[Start of Attachment]

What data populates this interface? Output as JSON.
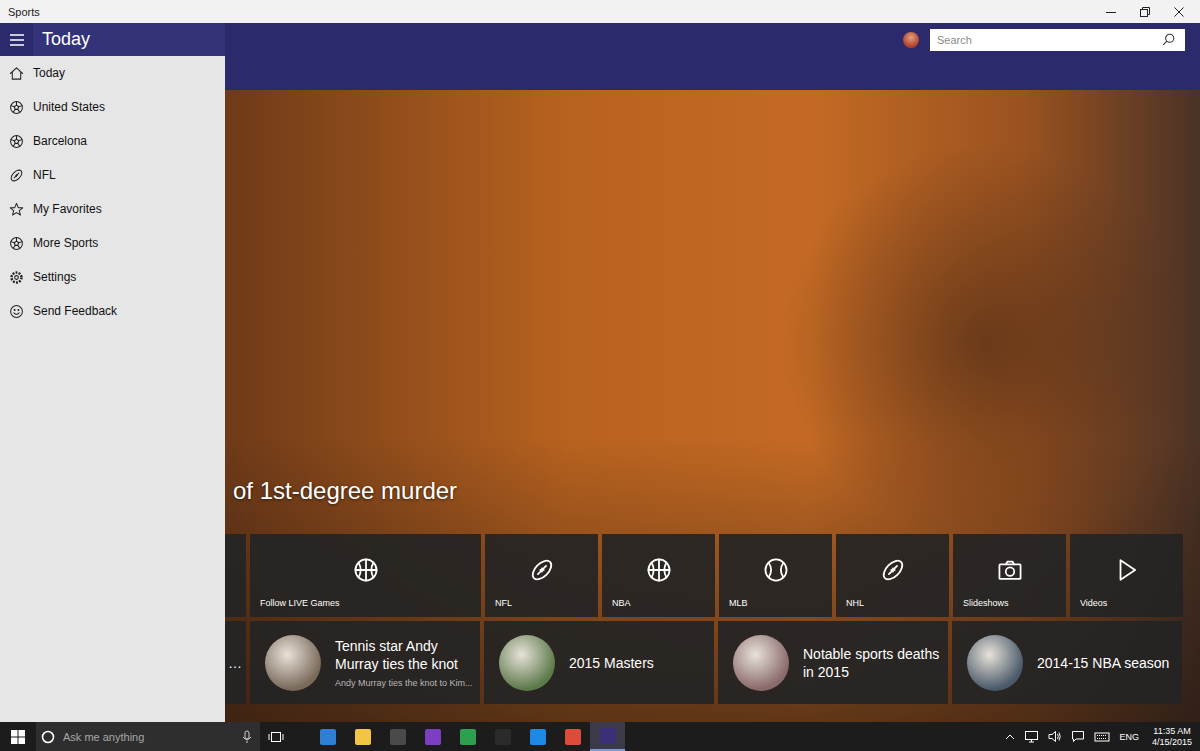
{
  "window": {
    "title": "Sports"
  },
  "header": {
    "title": "Today",
    "search": {
      "placeholder": "Search"
    }
  },
  "sidebar": {
    "items": [
      {
        "label": "Today"
      },
      {
        "label": "United States"
      },
      {
        "label": "Barcelona"
      },
      {
        "label": "NFL"
      },
      {
        "label": "My Favorites"
      },
      {
        "label": "More Sports"
      },
      {
        "label": "Settings"
      },
      {
        "label": "Send Feedback"
      }
    ]
  },
  "hero": {
    "headline": "of 1st-degree murder"
  },
  "quick_links": [
    {
      "label": "Follow LIVE Games",
      "kind": "wide"
    },
    {
      "label": "NFL",
      "kind": "square"
    },
    {
      "label": "NBA",
      "kind": "square"
    },
    {
      "label": "MLB",
      "kind": "square"
    },
    {
      "label": "NHL",
      "kind": "square"
    },
    {
      "label": "Slideshows",
      "kind": "square"
    },
    {
      "label": "Videos",
      "kind": "square"
    }
  ],
  "stories": [
    {
      "title": "…",
      "subtitle": "",
      "kind": "partial"
    },
    {
      "title": "Tennis star Andy Murray ties the knot",
      "subtitle": "Andy Murray ties the knot to Kim...",
      "kind": "story"
    },
    {
      "title": "2015 Masters",
      "subtitle": "",
      "kind": "story"
    },
    {
      "title": "Notable sports deaths in 2015",
      "subtitle": "",
      "kind": "story"
    },
    {
      "title": "2014-15 NBA season",
      "subtitle": "",
      "kind": "story"
    }
  ],
  "taskbar": {
    "search": {
      "placeholder": "Ask me anything"
    },
    "apps": [
      {
        "color": "#2f7fd6",
        "selected": false
      },
      {
        "color": "#f3c544",
        "selected": false
      },
      {
        "color": "#4a4a4a",
        "selected": false
      },
      {
        "color": "#7b3fc4",
        "selected": false
      },
      {
        "color": "#2e9e4f",
        "selected": false
      },
      {
        "color": "#2b2b2b",
        "selected": false
      },
      {
        "color": "#1e88e5",
        "selected": false
      },
      {
        "color": "#dd4b39",
        "selected": false
      },
      {
        "color": "#3b2f7a",
        "selected": true
      }
    ],
    "tray": {
      "language": "ENG",
      "time": "11:35 AM",
      "date": "4/15/2015"
    }
  }
}
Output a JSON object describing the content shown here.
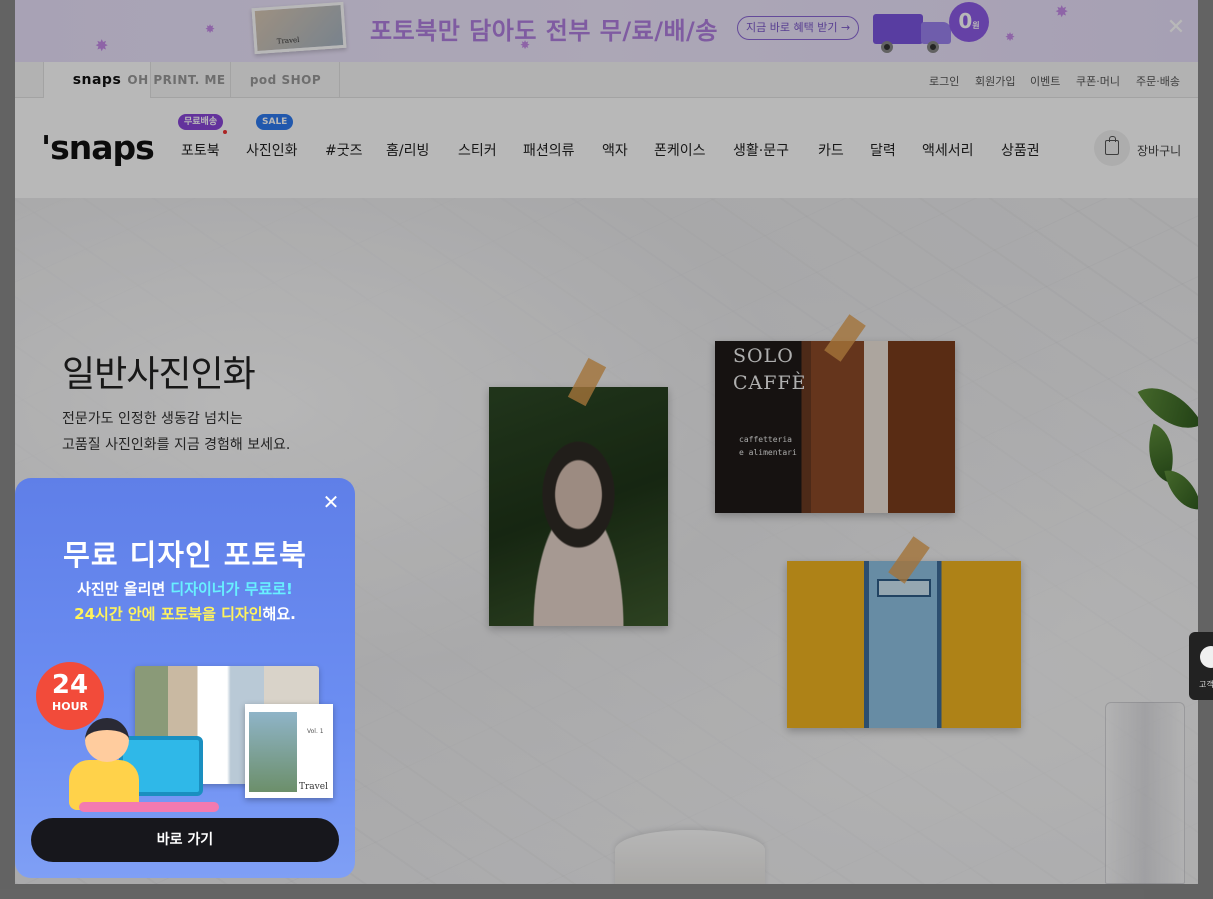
{
  "promo": {
    "thumb_label": "Travel",
    "title": "포토북만 담아도 전부 무/료/배/송",
    "button_label": "지금 바로 혜택 받기 →",
    "badge_value": "0",
    "badge_unit": "원",
    "close_label": "✕"
  },
  "sites": {
    "tabs": [
      {
        "label": "snaps"
      },
      {
        "label": "OH PRINT. ME"
      },
      {
        "label": "pod SHOP"
      }
    ]
  },
  "util": {
    "links": [
      {
        "label": "로그인"
      },
      {
        "label": "회원가입"
      },
      {
        "label": "이벤트"
      },
      {
        "label": "쿠폰·머니"
      },
      {
        "label": "주문·배송"
      }
    ]
  },
  "nav": {
    "logo": "'snaps",
    "items": [
      {
        "label": "포토북",
        "badge": "무료배송"
      },
      {
        "label": "사진인화",
        "badge": "SALE"
      },
      {
        "label": "#굿즈"
      },
      {
        "label": "홈/리빙"
      },
      {
        "label": "스티커"
      },
      {
        "label": "패션의류"
      },
      {
        "label": "액자"
      },
      {
        "label": "폰케이스"
      },
      {
        "label": "생활·문구"
      },
      {
        "label": "카드"
      },
      {
        "label": "달력"
      },
      {
        "label": "액세서리"
      },
      {
        "label": "상품권"
      }
    ],
    "cart_label": "장바구니"
  },
  "hero": {
    "title": "일반사진인화",
    "desc_line1": "전문가도 인정한 생동감 넘치는",
    "desc_line2": "고품질 사진인화를 지금 경험해 보세요.",
    "photo2_sign": "SOLO\nCAFFÈ",
    "photo2_sub": "caffetteria\ne alimentari"
  },
  "side_widget": {
    "label": "고객"
  },
  "popup": {
    "close_label": "✕",
    "title": "무료 디자인 포토북",
    "line1_pre": "사진만 올리면 ",
    "line1_hl": "디자이너가 무료로!",
    "line2_hl": "24시간 안에 포토북을 디자인",
    "line2_post": "해요.",
    "badge_num": "24",
    "badge_unit": "HOUR",
    "book_vol": "Vol. 1",
    "book_title": "Travel",
    "button_label": "바로 가기"
  },
  "colors": {
    "accent_purple": "#8a46d9",
    "sale_blue": "#2f7bf0",
    "popup_blue": "#6c8ef2",
    "highlight_yellow": "#fff45c"
  }
}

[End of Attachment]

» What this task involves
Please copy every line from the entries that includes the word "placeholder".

» Exercise solution
      "placeholder": "Search"
      "placeholder": "Ask me anything"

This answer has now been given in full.